Call Number: Weldon 3rd Floor, E78.C2D26 2013; Copies in King's, Huron, and Brescia
Publication Date: 2013-05-13
James Daschuk examines the roles that Old World diseases, climate, and, most disturbingly, Canadian politics--the politics of ethnocide--played in the deaths and subjugation of thousands of aboriginal people in the realization of Sir John A. Macdonald’s "National Dream."
It was a dream that came at great expense: the present disparity in health and economic well-being between First Nations and non-Native populations, and the lingering racism and misunderstanding that permeates the national consciousness to this day.
Healing Histories by
Call Number: King's, RA450.4.I53M44 2013
Publication Date: 2013-01-15
Healing Histories is the first detailed collection of Aboriginal perspectives on the history of tuberculosis in Canada's indigenous communities and on the federal government's Indian Health Services. Featuring oral accounts from patients, families, and workers who experienced Canada's Indian Hospital system, it presents a fresh perspective on health care history that includes the diverse voices and insights of the many people affected by tuberculosis and its treatment in the mid-twentieth century. This intercultural history models new methodologies and ethics for researching and writing about indigenous Canada based on indigenous understandings of "story" and its critical role in Aboriginal historicity, while moving beyond routine colonial interpretations of victimization, oppression, and cultural destruction.
Life Beside Itself by
Call Number: King's RC314.S74 2014
Publication Date: 2014-08-22
"In Life Beside Itself, Lisa Stevenson takes us on a haunting ethnographic journey through two historical moments when life for the Canadian Inuit has hung in the balance: the tuberculosis epidemic (1940s to the early 1960s) and the subsequent suicide epidemic (1980s to the present)." - Provided by publisher
Nobody Here Will Harm You by
Call Number: Weldon 5th Floor, RC314.S44 2016

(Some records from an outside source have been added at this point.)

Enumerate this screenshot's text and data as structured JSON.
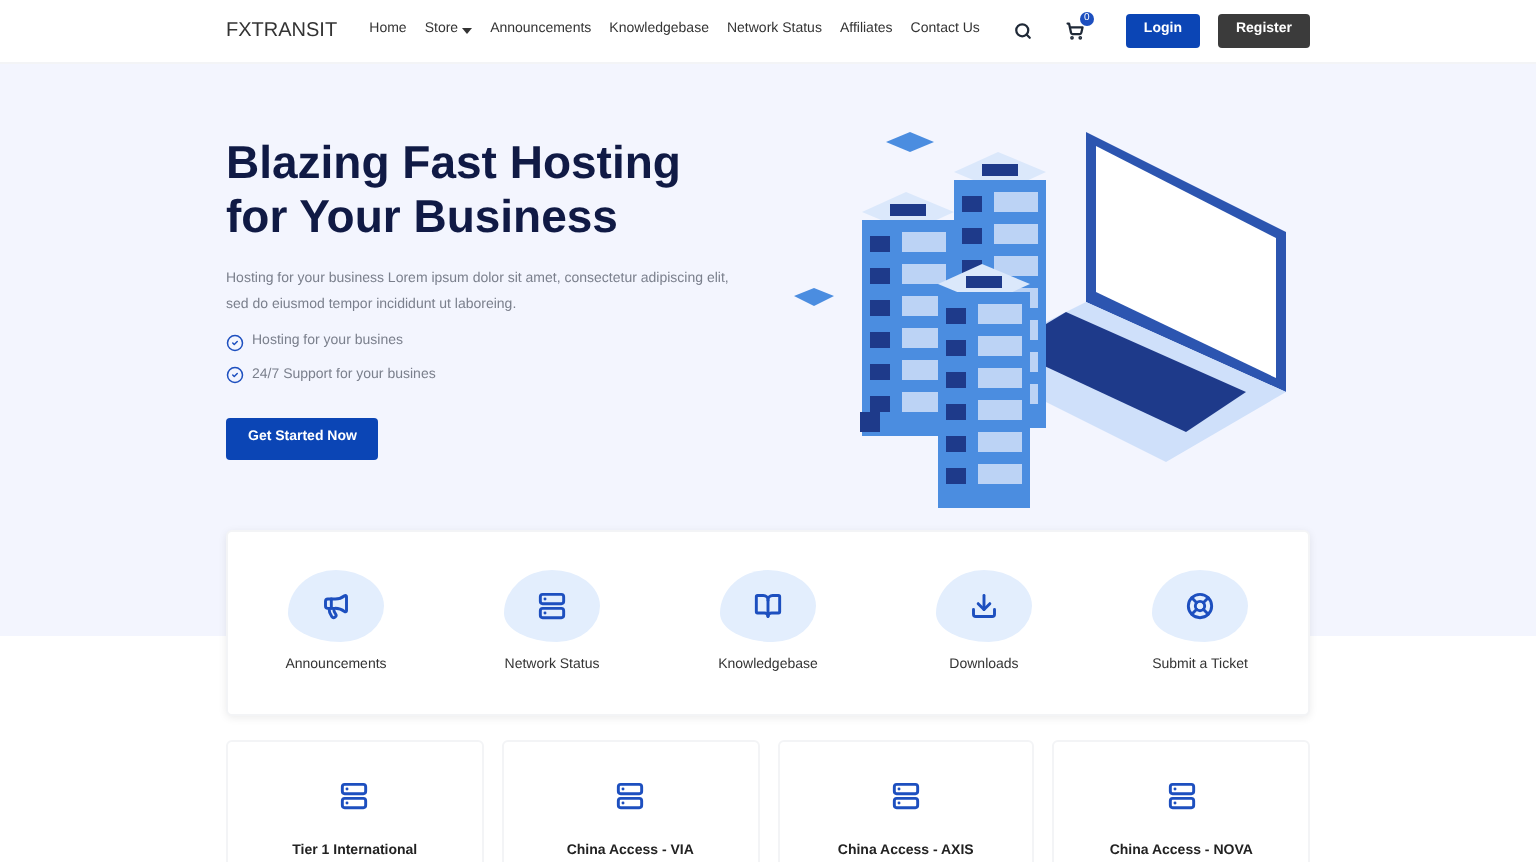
{
  "header": {
    "brand": "FXTRANSIT",
    "nav": [
      {
        "label": "Home",
        "dropdown": false
      },
      {
        "label": "Store",
        "dropdown": true
      },
      {
        "label": "Announcements",
        "dropdown": false
      },
      {
        "label": "Knowledgebase",
        "dropdown": false
      },
      {
        "label": "Network Status",
        "dropdown": false
      },
      {
        "label": "Affiliates",
        "dropdown": false
      },
      {
        "label": "Contact Us",
        "dropdown": false
      }
    ],
    "cart_count": "0",
    "login": "Login",
    "register": "Register"
  },
  "hero": {
    "title_lines": [
      "Blazing Fast Hosting",
      "for Your Business"
    ],
    "description": "Hosting for your business Lorem ipsum dolor sit amet, consectetur adipiscing elit, sed do eiusmod tempor incididunt ut laboreing.",
    "features": [
      "Hosting for your busines",
      "24/7 Support for your busines"
    ],
    "cta": "Get Started Now"
  },
  "quick_links": [
    {
      "kind": "megaphone",
      "label": "Announcements"
    },
    {
      "kind": "server",
      "label": "Network Status"
    },
    {
      "kind": "book",
      "label": "Knowledgebase"
    },
    {
      "kind": "download",
      "label": "Downloads"
    },
    {
      "kind": "lifebuoy",
      "label": "Submit a Ticket"
    }
  ],
  "plans": [
    {
      "title": "Tier 1 International"
    },
    {
      "title": "China Access - VIA"
    },
    {
      "title": "China Access - AXIS"
    },
    {
      "title": "China Access - NOVA"
    }
  ]
}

Publication Date: 2016-10-01
"Perhaps you are wondering why you are brought down from your home leaving your friends and perhaps family behind. The reason is that you are sick, and if you were left at home, you may endanger those at home. So you are here to get well again... But do not be afraid. Nobody here will harm you." -Mountain Views, Hamilton Sanatorium, 1955 With this quote Shawn Selway begins his thorough investigation of the evacuation of 1,274 Inuit and Cree sufferers of tuberculosis from the Eastern Arctic to Mountain Sanatorium in Hamilton, Ontario, from 1950 to 1965. Selway carefully documents the impact of the evacuations on the Inuit community and has included an assortment of archival images within the book.
Separate beds : a history of Indian hospitals in Canada, 1920s-1980s by

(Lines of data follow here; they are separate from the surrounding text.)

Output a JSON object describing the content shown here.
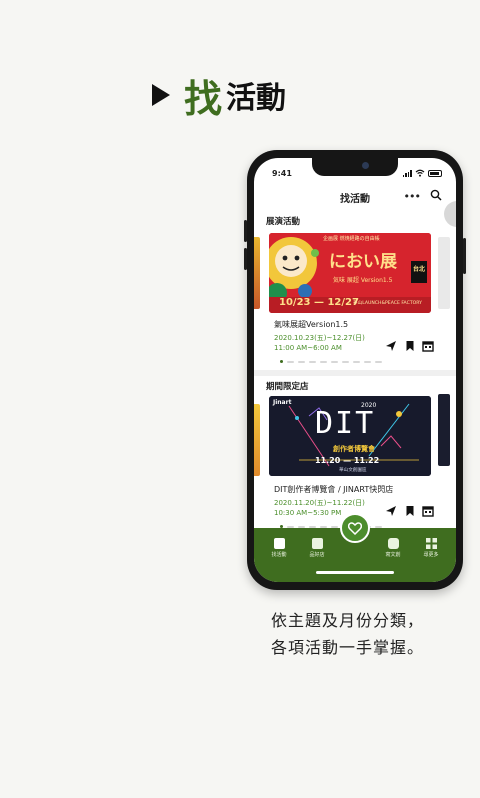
{
  "headline": {
    "accent": "找",
    "rest": "活動"
  },
  "status": {
    "time": "9:41"
  },
  "nav": {
    "title": "找活動",
    "more": "•••"
  },
  "sections": [
    {
      "title": "展演活動",
      "poster": {
        "top_caption": "企画展 燃焼経路の自由帳",
        "title": "におい展",
        "badge": "台北",
        "subtitle": "気味 展超 Version1.5",
        "dates": "10/23 — 12/27",
        "venue": "華山LAUNCH&PEACE FACTORY"
      },
      "event_title": "氣味展超Version1.5",
      "event_date": "2020.10.23(五)~12.27(日)",
      "event_time": "11:00 AM~6:00 AM"
    },
    {
      "title": "期間限定店",
      "poster": {
        "brand": "Jinart",
        "year": "2020",
        "title": "DIT",
        "subtitle": "創作者博覽會",
        "dates": "11.20 — 11.22",
        "venue": "華山文創園區"
      },
      "event_title": "DIT創作者博覽會 / JINART快閃店",
      "event_date": "2020.11.20(五)~11.22(日)",
      "event_time": "10:30 AM~5:30 PM"
    }
  ],
  "tabs": [
    {
      "label": "找活動",
      "icon": "calendar-icon"
    },
    {
      "label": "品好店",
      "icon": "shop-icon"
    },
    {
      "label": "",
      "icon": "heart-icon"
    },
    {
      "label": "寫文創",
      "icon": "chat-icon"
    },
    {
      "label": "尋更多",
      "icon": "grid-icon"
    }
  ],
  "caption": {
    "line1": "依主題及月份分類，",
    "line2": "各項活動一手掌握。"
  },
  "colors": {
    "brand_green": "#3f6d1f",
    "date_green": "#4a8e2a",
    "background": "#f6f6f3"
  }
}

Call Number: Online; Huron, King's, RA450.4.I53L89 2016; Brescia RA450.4 I53L97 2016
Publication Date: 2016
"Separate Beds is the shocking story of Canada's system of segregated health care. Operated by the same bureaucracy that was expanding health care opportunities for most Canadians, the "Indian Hospitals" were underfunded, understaffed, overcrowded, and rife with coercion and medical experimentation. Established to keep the Aboriginal tuberculosis population isolated, they became a means of ensuring that other Canadians need not share access to modern hospitals with Aboriginal patients. Tracing the history of the system from its fragmentary origins to its gradual collapse, Maureen K. Lux describes the arbitrary and contradictory policies that governed the "Indian Hospitals," the experiences of patients and staff, and the vital grassroots activism that pressed the federal government to acknowledge its treaty obligations." - Provided by publisher.
The Indigenous Health and Well-being collection presents a holistic view of health and well-being.
This collection includes resources addressing all aspects of Indigenous health and well-being. Items in the collection address Indigenous health as well as the historical, cultural and colonial factors that affect health and well-being.
Indigenous AND health
(Indigenous OR "First Nations" OR aboriginal OR inuit OR metis) AND (health OR healing OR well-being)
or perform your own search in the library catalogue.
For collection suggestions or more information about Indigenous collections at Western or the Affiliates, contact: